Kevin’s Aerospace Engineering degree constantly challenges him.
An important part of his degree is not only to solve complex problems but also explain what they are and how they can be resolved in a simple way.
Kevin, in his future career, will be required to inform his clients and help them make the best engineering decisions that are the most financially viable.
Engineering technology is also constantly changing and Kevin needs to make sure that is up to date with all the latest innovations.
What are the top attributes you’ve developed through your degree?
I do Aerospace Engineering and the first thing is good judgement. I think it’s always impressed upon you that the work you’re doing does impact somebody whether it’s a bridge, a house, an aeroplane – not only are these things extremely expensive but lives are depending on what you’re doing so you have to be careful, precise, measured and also mindful that someone’s life depends on your work.
Acquire and apply knowledge in a rigorous way:
You might go out and do a survey of not just clients, just get data, being able to see what data is relevant for what so, as Engineers, we see masses and masses of data information, being able to pick the right pieces of data for the right people.
Research for purely academic sense is something we could all aspire to but there’s always an audience – someone will read your report, somebody will read your dissertation, someone will read your paper. This person will not always be your professor, someone who knows something about us. We often have to produce reports for local councils or the Government and these are people who don’t have the time to read through every single page, and the expertise to understand the technical term. We need to be able to present what are very complex problems in very simple language.

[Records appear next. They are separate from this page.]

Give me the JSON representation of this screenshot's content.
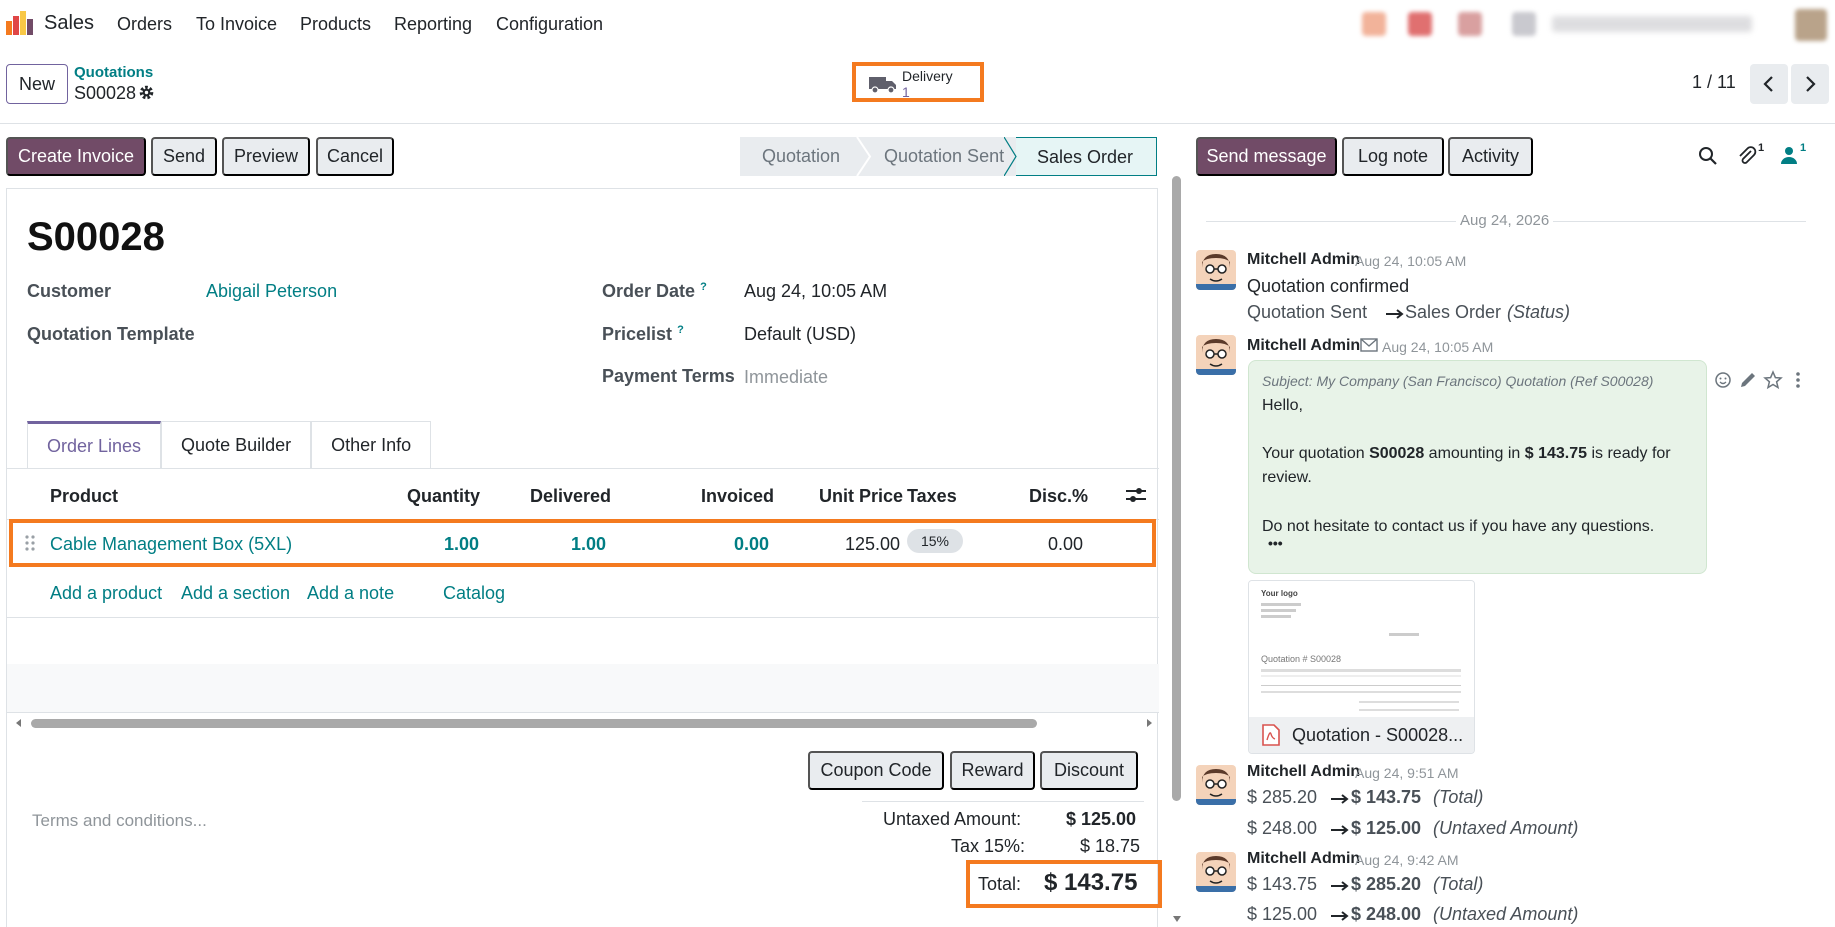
{
  "topnav": {
    "app_name": "Sales",
    "items": [
      "Orders",
      "To Invoice",
      "Products",
      "Reporting",
      "Configuration"
    ]
  },
  "control": {
    "new_label": "New",
    "breadcrumb_parent": "Quotations",
    "breadcrumb_current": "S00028",
    "smart_button": {
      "label": "Delivery",
      "value": "1"
    },
    "pager": "1 / 11"
  },
  "actions": {
    "create_invoice": "Create Invoice",
    "send": "Send",
    "preview": "Preview",
    "cancel": "Cancel"
  },
  "status": {
    "stages": [
      "Quotation",
      "Quotation Sent",
      "Sales Order"
    ],
    "active": "Sales Order"
  },
  "form": {
    "title": "S00028",
    "customer_label": "Customer",
    "customer_value": "Abigail Peterson",
    "template_label": "Quotation Template",
    "order_date_label": "Order Date",
    "order_date_value": "Aug 24, 10:05 AM",
    "pricelist_label": "Pricelist",
    "pricelist_value": "Default (USD)",
    "payment_terms_label": "Payment Terms",
    "payment_terms_placeholder": "Immediate",
    "help_mark": "?"
  },
  "tabs": [
    "Order Lines",
    "Quote Builder",
    "Other Info"
  ],
  "table": {
    "headers": {
      "product": "Product",
      "quantity": "Quantity",
      "delivered": "Delivered",
      "invoiced": "Invoiced",
      "unit_price": "Unit Price",
      "taxes": "Taxes",
      "disc": "Disc.%"
    },
    "rows": [
      {
        "product": "Cable Management Box (5XL)",
        "quantity": "1.00",
        "delivered": "1.00",
        "invoiced": "0.00",
        "unit_price": "125.00",
        "taxes": "15%",
        "disc": "0.00"
      }
    ],
    "add_product": "Add a product",
    "add_section": "Add a section",
    "add_note": "Add a note",
    "catalog": "Catalog"
  },
  "footer": {
    "coupon": "Coupon Code",
    "reward": "Reward",
    "discount": "Discount",
    "terms_placeholder": "Terms and conditions...",
    "untaxed_label": "Untaxed Amount:",
    "untaxed_value": "$ 125.00",
    "tax_label": "Tax 15%:",
    "tax_value": "$ 18.75",
    "total_label": "Total:",
    "total_value": "$ 143.75"
  },
  "chatter": {
    "send_message": "Send message",
    "log_note": "Log note",
    "activity": "Activity",
    "attach_count": "1",
    "follower_count": "1",
    "date_separator": "Aug 24, 2026",
    "messages": [
      {
        "author": "Mitchell Admin",
        "date": "Aug 24, 10:05 AM",
        "body": "Quotation confirmed",
        "from": "Quotation Sent",
        "to": "Sales Order",
        "field": "(Status)"
      },
      {
        "author": "Mitchell Admin",
        "date": "Aug 24, 10:05 AM",
        "subject": "Subject: My Company (San Francisco) Quotation (Ref S00028)",
        "greeting": "Hello,",
        "line1_pre": "Your quotation ",
        "line1_ref": "S00028",
        "line1_mid": " amounting in ",
        "line1_amount": "$ 143.75",
        "line1_post": " is ready for",
        "line2": "review.",
        "line3": "Do not hesitate to contact us if you have any questions.",
        "more": "•••",
        "attachment": "Quotation - S00028..."
      },
      {
        "author": "Mitchell Admin",
        "date": "Aug 24, 9:51 AM",
        "t1_from": "$ 285.20",
        "t1_to": "$ 143.75",
        "t1_field": "(Total)",
        "t2_from": "$ 248.00",
        "t2_to": "$ 125.00",
        "t2_field": "(Untaxed Amount)"
      },
      {
        "author": "Mitchell Admin",
        "date": "Aug 24, 9:42 AM",
        "t1_from": "$ 143.75",
        "t1_to": "$ 285.20",
        "t1_field": "(Total)",
        "t2_from": "$ 125.00",
        "t2_to": "$ 248.00",
        "t2_field": "(Untaxed Amount)"
      }
    ]
  },
  "preview_doc": {
    "logo": "Your logo",
    "heading": "Quotation # S00028"
  }
}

What are the top attributes you’ve developed through a chosen module?
Grasp the principles and practices of my field of study:
The module is Low Speed Aerodynamics, which is how to understand the behaviour of fluid as it travels around an object. One of the things we find, especially in a university like Queen Mary, is that we draw from lecturers and students from all across the world. As a result you have different approaches to different scientific principles. One of the key things is being able to understand the principle at heart so no matter which way it’s packaged – no matter which way, for example, a Chinese counterpart has approached it – you understand the core principles.
Explain and argue clearly and concisely:
Again, these are very complex and very technical topics; you have to always present them in a very, very simple way. There’s lots of data to go through, there’s lots of information to read, and you need to condense all that into a 500 word report.
Use technologies to access and interpret information effectively:
Almost every term there’s been an upgrade on some technology we use whether it’s a new form of wind tunnels – whether it’s a new form of laser technology or even a programming language. These change every 3 to 4 months, so you need to be able to adapt to that very quickly. For example, the emergence of smart phones and the internet means that people round the world are almost every day coming up with a new tool to analyse, to examine, to understand, and you have to be on top of that almost on a week-to-week basis.